Wednesday, November 26, 2008

God's Gift of Time

Quoting from Dr. Arthur Just's book Heaven on Earth: The Gifts of Christ in the Divine Service:
Time is a part of our lives that we seldom think or talk about, except when we complain that we do not have enough of it. Few people think of time as holy or as a gift of God, but time is sacred, a trust from God to live in His creation with joy and contentment. Time is marked by Christians in a special way in their liturgical life because Christ entered time. By His presence in the creation to make all things new He changed our reckoning of time forever. From the beginning, early Christians lived with clarity about how, through Christ’s resurrection, eternity now bore in upon our finite time. They lived in that tension between a life lived toward the end time within time itself, that tension between the now and the not yet. By their accounting of days and weeks and years, Christians gave meaning to time. Their timekeeping proceeded from Jewish timekeeping and also proclaimed that now all was fulfilled in Christ.

Liturgical time allows the Church to proclaim time’s sacred character as Christ-centered. Through Sunday as the day of worship and rhythms of the Church Year, the Church teaches how our days and weeks and years are shaped and formed by the reality that Jesus entered our time and space. This rhythm shows us how we are to truly live in God’s gift of time as temporal beings baptized into Christ’s eternal life. The structure of time says as much about us as a people as anything else we do or say as Christians.
Arthur A. Just Jr., Heaven on Earth: The Gifts of Christ in the Divine Service, (St. Louis: CPH, 2008) 116.
photo credit: ToniVC

1 comment:

Raggedy Lamb said...

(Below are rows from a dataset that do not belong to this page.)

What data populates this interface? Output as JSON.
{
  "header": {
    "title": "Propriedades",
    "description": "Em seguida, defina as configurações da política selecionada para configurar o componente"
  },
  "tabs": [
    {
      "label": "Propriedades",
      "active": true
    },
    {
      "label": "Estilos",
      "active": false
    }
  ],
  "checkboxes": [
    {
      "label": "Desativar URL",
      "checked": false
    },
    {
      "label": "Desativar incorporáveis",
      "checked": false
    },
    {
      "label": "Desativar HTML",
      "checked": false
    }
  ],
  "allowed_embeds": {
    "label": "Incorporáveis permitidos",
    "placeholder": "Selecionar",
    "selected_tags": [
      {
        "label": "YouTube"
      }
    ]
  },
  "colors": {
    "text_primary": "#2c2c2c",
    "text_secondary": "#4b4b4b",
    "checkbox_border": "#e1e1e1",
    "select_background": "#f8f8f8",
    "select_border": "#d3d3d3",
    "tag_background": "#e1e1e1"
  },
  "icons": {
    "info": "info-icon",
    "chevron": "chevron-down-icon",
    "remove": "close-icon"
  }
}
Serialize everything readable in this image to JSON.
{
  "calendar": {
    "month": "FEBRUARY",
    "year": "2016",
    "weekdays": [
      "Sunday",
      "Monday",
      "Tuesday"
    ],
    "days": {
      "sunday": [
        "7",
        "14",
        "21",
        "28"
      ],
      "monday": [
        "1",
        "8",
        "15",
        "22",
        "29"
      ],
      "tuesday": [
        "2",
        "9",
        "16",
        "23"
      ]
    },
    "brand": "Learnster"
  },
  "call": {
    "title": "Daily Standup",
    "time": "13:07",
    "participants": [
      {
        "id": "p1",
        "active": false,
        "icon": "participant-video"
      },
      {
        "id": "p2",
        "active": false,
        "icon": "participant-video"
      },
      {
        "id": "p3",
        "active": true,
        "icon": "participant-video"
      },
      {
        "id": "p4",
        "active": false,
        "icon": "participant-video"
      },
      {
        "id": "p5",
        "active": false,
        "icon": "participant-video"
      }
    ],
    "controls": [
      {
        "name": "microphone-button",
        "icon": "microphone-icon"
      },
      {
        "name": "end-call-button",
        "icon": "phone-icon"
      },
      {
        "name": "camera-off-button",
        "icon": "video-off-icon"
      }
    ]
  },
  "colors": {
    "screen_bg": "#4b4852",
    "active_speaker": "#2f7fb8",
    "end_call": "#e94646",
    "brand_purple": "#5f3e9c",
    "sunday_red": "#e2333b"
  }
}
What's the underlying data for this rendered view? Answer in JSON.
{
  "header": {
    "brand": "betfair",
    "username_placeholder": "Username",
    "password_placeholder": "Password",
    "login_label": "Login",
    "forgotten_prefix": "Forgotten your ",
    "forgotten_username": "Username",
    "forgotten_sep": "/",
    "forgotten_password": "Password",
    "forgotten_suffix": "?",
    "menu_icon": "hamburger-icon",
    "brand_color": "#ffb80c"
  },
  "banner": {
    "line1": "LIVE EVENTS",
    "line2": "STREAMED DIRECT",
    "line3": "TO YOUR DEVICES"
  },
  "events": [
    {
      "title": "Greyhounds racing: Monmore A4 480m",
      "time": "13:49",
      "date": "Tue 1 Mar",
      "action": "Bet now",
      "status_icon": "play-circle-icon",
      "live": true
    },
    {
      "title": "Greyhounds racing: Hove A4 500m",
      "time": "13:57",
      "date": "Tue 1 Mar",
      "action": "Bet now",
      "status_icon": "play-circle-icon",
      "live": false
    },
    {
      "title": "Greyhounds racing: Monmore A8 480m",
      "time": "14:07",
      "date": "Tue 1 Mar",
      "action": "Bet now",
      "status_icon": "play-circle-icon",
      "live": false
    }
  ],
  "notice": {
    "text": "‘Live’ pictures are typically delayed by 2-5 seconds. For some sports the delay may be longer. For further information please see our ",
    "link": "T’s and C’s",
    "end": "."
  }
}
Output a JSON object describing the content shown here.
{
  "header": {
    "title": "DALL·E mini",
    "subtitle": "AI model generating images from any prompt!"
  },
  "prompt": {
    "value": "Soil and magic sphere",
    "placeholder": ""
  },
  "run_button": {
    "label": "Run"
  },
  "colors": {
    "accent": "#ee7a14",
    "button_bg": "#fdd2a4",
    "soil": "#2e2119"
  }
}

You know, this is one of the things that brought me back to Lutheranism. Last year I had been going to a church just because it was the nearest one. There were a few things that I didn't agree with doctrinally, and I think I was ready to quit and settle once and for all on the Lutheran church another 15 minutes away.

In preparation for Christmas they did something called, "A Month Early Christmas." I never quite understood why, but in the middle of November they had all their Christmas outreach activities and potlucks. When I asked them about Advent, no one even knew what I was talking about.

The church I'm attending now is not liturgical, and I so miss this clear distinction of the church seasons. First Sunday in Advent is in a few days. I hope this church works out!